Art has no restrictions
Acoustic Art gallery and tea lounge was one of the first lounges in Riyadh to feature art as a centerpiece.
Samar Al-Hashim, the gallery’s owner, said: “It was established 2007 in Alkhobar, because at that time it was a more cosmopolitan city and it was a success.
Five years ago, we decided to open it in Riyadh. Art has no restrictions. We faced some difficulties in the beginning, but I was persistent.
“When I first opened the lounge, people would comment on the beauty of the place, but what they didn’t realize is what gave it its beauty — the paintings and art. Every two months we hold a new exhibition with a different artist. The paintings are sold almost 80 percent of the time.
“I love art,” Al-Hashim added. “My goal is that each household has a piece of art that they are proud of. Right now, we have Misk Art, and I feel that our country is supporting it.”
The gallery has had many visitors since it opened, including Prince Sultan bin Salman and Prince Mohammed bin Nawaf. The UK ambassador to Saudi Arabia, Simon Collis, also visited the gallery recently.

Saudi university leads way with new music academy

Updated 29 min 22 sec ago

Saudi university leads way with new music academy

  • Taif University (TU) has hired some of the Kingdom's top professional music instructors
  • The music courses will include singing training, involving tuition in vocal keynotes, pitch and sight-reading exercises, and the singing of Arabic poetry

JEDDAH: A Saudi university is hitting the high notes after becoming the first in the Kingdom to offer music courses to students.

Some of the country’s top professional instructors have been hired by Taif University (TU) to run training sessions in singing, poetry and the playing of musical instruments. 

Although the courses are not part of the city university’s curriculum, education chiefs hope the program will lead the way in developing young musical talent in the Kingdom.

Makkah Gov. Prince Khaled Al-Faisal inspired the initiative a year ago, and students are already lining up to join the new music academy on the university’s main campus.

The music courses will include singing training, involving tuition in vocal keynotes, pitch and sight-reading exercises, and the singing of Arabic poetry.

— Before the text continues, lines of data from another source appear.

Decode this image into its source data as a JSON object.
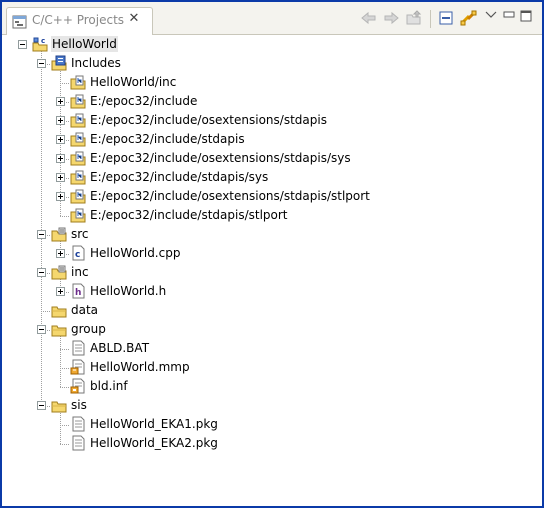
{
  "view": {
    "title": "C/C++ Projects",
    "tab_icon": "cpp-projects-view-icon",
    "toolbar_icons": [
      "back-arrow-icon",
      "forward-arrow-icon",
      "up-folder-icon",
      "collapse-all-icon",
      "link-with-editor-icon",
      "view-menu-chevron-icon",
      "minimize-icon",
      "maximize-icon"
    ]
  },
  "tree": [
    {
      "label": "HelloWorld",
      "depth": 0,
      "icon": "c-project-icon",
      "expander": "minus"
    },
    {
      "label": "Includes",
      "depth": 1,
      "icon": "includes-container-icon",
      "expander": "minus"
    },
    {
      "label": "HelloWorld/inc",
      "depth": 2,
      "icon": "include-folder-icon",
      "expander": "none"
    },
    {
      "label": "E:/epoc32/include",
      "depth": 2,
      "icon": "include-folder-icon",
      "expander": "plus"
    },
    {
      "label": "E:/epoc32/include/osextensions/stdapis",
      "depth": 2,
      "icon": "include-folder-icon",
      "expander": "plus"
    },
    {
      "label": "E:/epoc32/include/stdapis",
      "depth": 2,
      "icon": "include-folder-icon",
      "expander": "plus"
    },
    {
      "label": "E:/epoc32/include/osextensions/stdapis/sys",
      "depth": 2,
      "icon": "include-folder-icon",
      "expander": "plus"
    },
    {
      "label": "E:/epoc32/include/stdapis/sys",
      "depth": 2,
      "icon": "include-folder-icon",
      "expander": "plus"
    },
    {
      "label": "E:/epoc32/include/osextensions/stdapis/stlport",
      "depth": 2,
      "icon": "include-folder-icon",
      "expander": "plus"
    },
    {
      "label": "E:/epoc32/include/stdapis/stlport",
      "depth": 2,
      "icon": "include-folder-icon",
      "expander": "none"
    },
    {
      "label": "src",
      "depth": 1,
      "icon": "source-folder-icon",
      "expander": "minus"
    },
    {
      "label": "HelloWorld.cpp",
      "depth": 2,
      "icon": "cpp-file-icon",
      "expander": "plus"
    },
    {
      "label": "inc",
      "depth": 1,
      "icon": "source-folder-icon",
      "expander": "minus"
    },
    {
      "label": "HelloWorld.h",
      "depth": 2,
      "icon": "header-file-icon",
      "expander": "plus"
    },
    {
      "label": "data",
      "depth": 1,
      "icon": "folder-icon",
      "expander": "none"
    },
    {
      "label": "group",
      "depth": 1,
      "icon": "folder-icon",
      "expander": "minus"
    },
    {
      "label": "ABLD.BAT",
      "depth": 2,
      "icon": "text-file-icon",
      "expander": "none"
    },
    {
      "label": "HelloWorld.mmp",
      "depth": 2,
      "icon": "mmp-file-icon",
      "expander": "none"
    },
    {
      "label": "bld.inf",
      "depth": 2,
      "icon": "inf-file-icon",
      "expander": "none"
    },
    {
      "label": "sis",
      "depth": 1,
      "icon": "folder-icon",
      "expander": "minus"
    },
    {
      "label": "HelloWorld_EKA1.pkg",
      "depth": 2,
      "icon": "text-file-icon",
      "expander": "none"
    },
    {
      "label": "HelloWorld_EKA2.pkg",
      "depth": 2,
      "icon": "text-file-icon",
      "expander": "none"
    }
  ],
  "selected_index": 0
}
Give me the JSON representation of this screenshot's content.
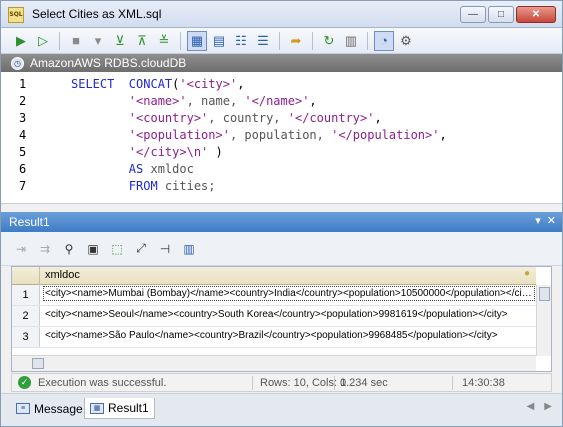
{
  "window": {
    "title": "Select Cities as XML.sql",
    "app_icon_text": "SQL",
    "minimize": "—",
    "maximize": "□",
    "close": "✕"
  },
  "toolbar": {
    "icons": [
      "execute-icon",
      "execute-step-icon",
      "stop-icon",
      "grid-icon",
      "text-icon",
      "table-icon",
      "transaction-icon",
      "refresh-icon",
      "export-icon",
      "history-icon",
      "timer-icon",
      "hierarchy-icon"
    ]
  },
  "connection": {
    "label": "AmazonAWS RDBS.cloudDB"
  },
  "editor": {
    "lines": [
      {
        "num": "1",
        "parts": [
          {
            "t": "SELECT  ",
            "c": "kw"
          },
          {
            "t": "CONCAT",
            "c": "kw"
          },
          {
            "t": "(",
            "c": "pun"
          },
          {
            "t": "'<city>'",
            "c": "str"
          },
          {
            "t": ",",
            "c": "pun"
          }
        ]
      },
      {
        "num": "2",
        "parts": [
          {
            "t": "        ",
            "c": "pun"
          },
          {
            "t": "'<name>'",
            "c": "str"
          },
          {
            "t": ", name, ",
            "c": "id"
          },
          {
            "t": "'</name>'",
            "c": "str"
          },
          {
            "t": ",",
            "c": "pun"
          }
        ]
      },
      {
        "num": "3",
        "parts": [
          {
            "t": "        ",
            "c": "pun"
          },
          {
            "t": "'<country>'",
            "c": "str"
          },
          {
            "t": ", country, ",
            "c": "id"
          },
          {
            "t": "'</country>'",
            "c": "str"
          },
          {
            "t": ",",
            "c": "pun"
          }
        ]
      },
      {
        "num": "4",
        "parts": [
          {
            "t": "        ",
            "c": "pun"
          },
          {
            "t": "'<population>'",
            "c": "str"
          },
          {
            "t": ", population, ",
            "c": "id"
          },
          {
            "t": "'</population>'",
            "c": "str"
          },
          {
            "t": ",",
            "c": "pun"
          }
        ]
      },
      {
        "num": "5",
        "parts": [
          {
            "t": "        ",
            "c": "pun"
          },
          {
            "t": "'</city>\\n'",
            "c": "str"
          },
          {
            "t": " )",
            "c": "pun"
          }
        ]
      },
      {
        "num": "6",
        "parts": [
          {
            "t": "        ",
            "c": "pun"
          },
          {
            "t": "AS",
            "c": "kw"
          },
          {
            "t": " xmldoc",
            "c": "id"
          }
        ]
      },
      {
        "num": "7",
        "parts": [
          {
            "t": "        ",
            "c": "pun"
          },
          {
            "t": "FROM",
            "c": "kw"
          },
          {
            "t": " cities;",
            "c": "id"
          }
        ]
      }
    ]
  },
  "result_panel": {
    "title": "Result1",
    "pin": "▾",
    "close": "✕"
  },
  "grid": {
    "column": "xmldoc",
    "rows": [
      {
        "num": "1",
        "value": "<city><name>Mumbai (Bombay)</name><country>India</country><population>10500000</population></city>"
      },
      {
        "num": "2",
        "value": "<city><name>Seoul</name><country>South Korea</country><population>9981619</population></city>"
      },
      {
        "num": "3",
        "value": "<city><name>São Paulo</name><country>Brazil</country><population>9968485</population></city>"
      }
    ]
  },
  "status": {
    "message": "Execution was successful.",
    "rows_cols": "Rows: 10, Cols: 1",
    "time": "0.234 sec",
    "clock": "14:30:38"
  },
  "tabs": [
    {
      "label": "Message"
    },
    {
      "label": "Result1"
    }
  ]
}
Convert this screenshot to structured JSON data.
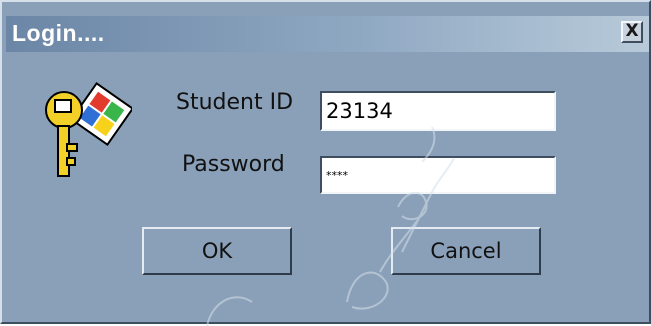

Starting next month, experts will also be on hand to teach students how to play the lute, dulcimer and piano.

TU spokesman, Saleh Al-Thubaiti, told Arab News: “TU has turned an idea into reality. The academy offers several projects, the most important of which is the Prince Abdullah Al-Faisal International Prize for Arabic Poetry.”

He said that the poetry club at the TU Arab Poetry Academy had attracted more than 850 applications from students wishing to take part in poetry writing, recitation, and music, and they would be performing in concerts this semester.

Al-Thubaiti said: “The poetry-writing course will focus on teaching students aspects of Arabic prosody (the patterns of rhythm and sound used in poetry) in an innovative manner.”

Trainees will be given the opportunity to present their poems at special student soirees and publish their poetry in an online magazine for young people.

The academy also plans to launch an annual on-campus summer gathering for young poets.

Those taking part in the poetry-recitation course will learn how to recite poetry and make audio books for general listeners and people with special needs.

The TU Arab Poetry Academy recently held its first matinee event when faculty members and students recited several poems.

“The university campus is not all about work and textbooks,” Al-Thubaiti said. 

“Students are interested in other activities that can help them develop their talents and skills. We believe the university is providing an environment where students can develop themselves on various personal and academic levels.”

In December last year, the poetry academy held its first concert which was attended by the university’s governor, president, academics and students. It included poetry readings and a performance of national and traditional songs by the university band.

Director of the poetry academy, Dr. Mansour Al-Harthi, told Arab News that 500 students had enrolled on the music course, adding that the city of Taif had long been renowned for its musical activities.